There’s a long list of good reasons to have your source materials reviewed by a professional before sending them for translation. Here are just a few:
- Readability: If the proofreader doesn’t understand a term, abbreviation or particular wording in your source content, there’s a pretty good chance your intended audience — not to mention the translators responsible for localizing the document — won’t understand it either.
- Less time spent clarifying issues during the translation process: When you’ve got deadlines coming up, questions and requests for clarification from translators are the last thing you and your team need. But this type of feedback is common, and the best way to save time down the line and ensure you meet your deadlines is to set time aside up front to have your source materials thoroughly reviewed so that you can address any and all potential issues before the translators set to work.
- Text quality: The quality criteria placed on any given document or media depend on the type of content they contain, the target audience, the communication goal and any legal requirements they might be subject to. In a preliminary review, a professional proofreader checks your text against these and other quality criteria you specify. When it comes to quality, the technical side of things also matters. For translation, this means making sure translation memories are populated with high-quality entries by first ensuring that the source document is completely free of errors. Failure to do so could end up costing you later on.
- Getting the most out of translation memories: It’s important to make sure that source documents use consistent spelling, names, terminology, units of measure, slogans and formatting. Even minute differences in a text are taken into account by translation memories, and a lack of consistency means you might end up footing the bill for text which has already been translated.

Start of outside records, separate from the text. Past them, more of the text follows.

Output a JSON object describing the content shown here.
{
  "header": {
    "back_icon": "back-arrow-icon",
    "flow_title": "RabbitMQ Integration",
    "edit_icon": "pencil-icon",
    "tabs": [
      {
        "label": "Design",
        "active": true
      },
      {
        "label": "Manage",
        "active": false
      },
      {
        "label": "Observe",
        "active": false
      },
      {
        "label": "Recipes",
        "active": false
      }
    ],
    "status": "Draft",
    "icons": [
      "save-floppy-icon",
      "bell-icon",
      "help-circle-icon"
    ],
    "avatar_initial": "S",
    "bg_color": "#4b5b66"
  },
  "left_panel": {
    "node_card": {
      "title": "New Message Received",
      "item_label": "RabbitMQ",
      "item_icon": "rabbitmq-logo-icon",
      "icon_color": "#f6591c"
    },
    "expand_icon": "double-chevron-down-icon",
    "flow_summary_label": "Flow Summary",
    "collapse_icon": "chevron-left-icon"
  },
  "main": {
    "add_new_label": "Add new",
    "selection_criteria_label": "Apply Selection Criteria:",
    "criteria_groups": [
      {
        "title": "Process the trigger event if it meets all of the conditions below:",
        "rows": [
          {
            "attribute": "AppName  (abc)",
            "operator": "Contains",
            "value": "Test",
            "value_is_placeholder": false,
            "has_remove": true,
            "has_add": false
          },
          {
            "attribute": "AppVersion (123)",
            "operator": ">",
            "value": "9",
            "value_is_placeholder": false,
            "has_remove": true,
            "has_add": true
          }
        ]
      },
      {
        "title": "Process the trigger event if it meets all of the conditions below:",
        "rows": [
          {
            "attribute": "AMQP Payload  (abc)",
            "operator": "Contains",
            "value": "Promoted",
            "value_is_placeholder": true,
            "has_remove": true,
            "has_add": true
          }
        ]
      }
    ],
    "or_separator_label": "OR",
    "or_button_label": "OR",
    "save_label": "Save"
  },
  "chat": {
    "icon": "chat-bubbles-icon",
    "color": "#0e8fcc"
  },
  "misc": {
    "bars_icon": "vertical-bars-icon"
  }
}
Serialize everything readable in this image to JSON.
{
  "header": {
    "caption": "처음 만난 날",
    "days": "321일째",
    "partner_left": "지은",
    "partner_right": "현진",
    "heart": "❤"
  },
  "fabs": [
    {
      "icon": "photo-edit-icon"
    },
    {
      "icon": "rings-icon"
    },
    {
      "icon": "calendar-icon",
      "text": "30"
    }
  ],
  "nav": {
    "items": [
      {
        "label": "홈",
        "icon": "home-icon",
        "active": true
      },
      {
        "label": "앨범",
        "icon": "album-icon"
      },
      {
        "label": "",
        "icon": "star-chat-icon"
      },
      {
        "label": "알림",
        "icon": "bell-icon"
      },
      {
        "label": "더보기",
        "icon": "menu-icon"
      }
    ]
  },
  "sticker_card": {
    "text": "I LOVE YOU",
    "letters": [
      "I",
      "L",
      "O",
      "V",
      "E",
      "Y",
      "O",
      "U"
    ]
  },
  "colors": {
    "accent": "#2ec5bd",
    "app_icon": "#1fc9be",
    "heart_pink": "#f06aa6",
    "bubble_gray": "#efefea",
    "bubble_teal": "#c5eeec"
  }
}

- Higher rates of correspondence between source and target: Translation memories are often used for translating in both directions (Across actually does this by default). This means your source text may be used at a later point in time as a suggested translation if there’s a high enough correspondence between the new source text and the former target text. For German to English translations, this means your German originals are kept in the translation memory to be used as potential content for subsequent translations from English into German, thus impacting the quality of expression in your target documents. Given the increasing amount of content being produced by non-native speakers today, it’s essential to have your source materials thoroughly reviewed prior to being translated to avoid having to make corrections and clean up your translation memories later.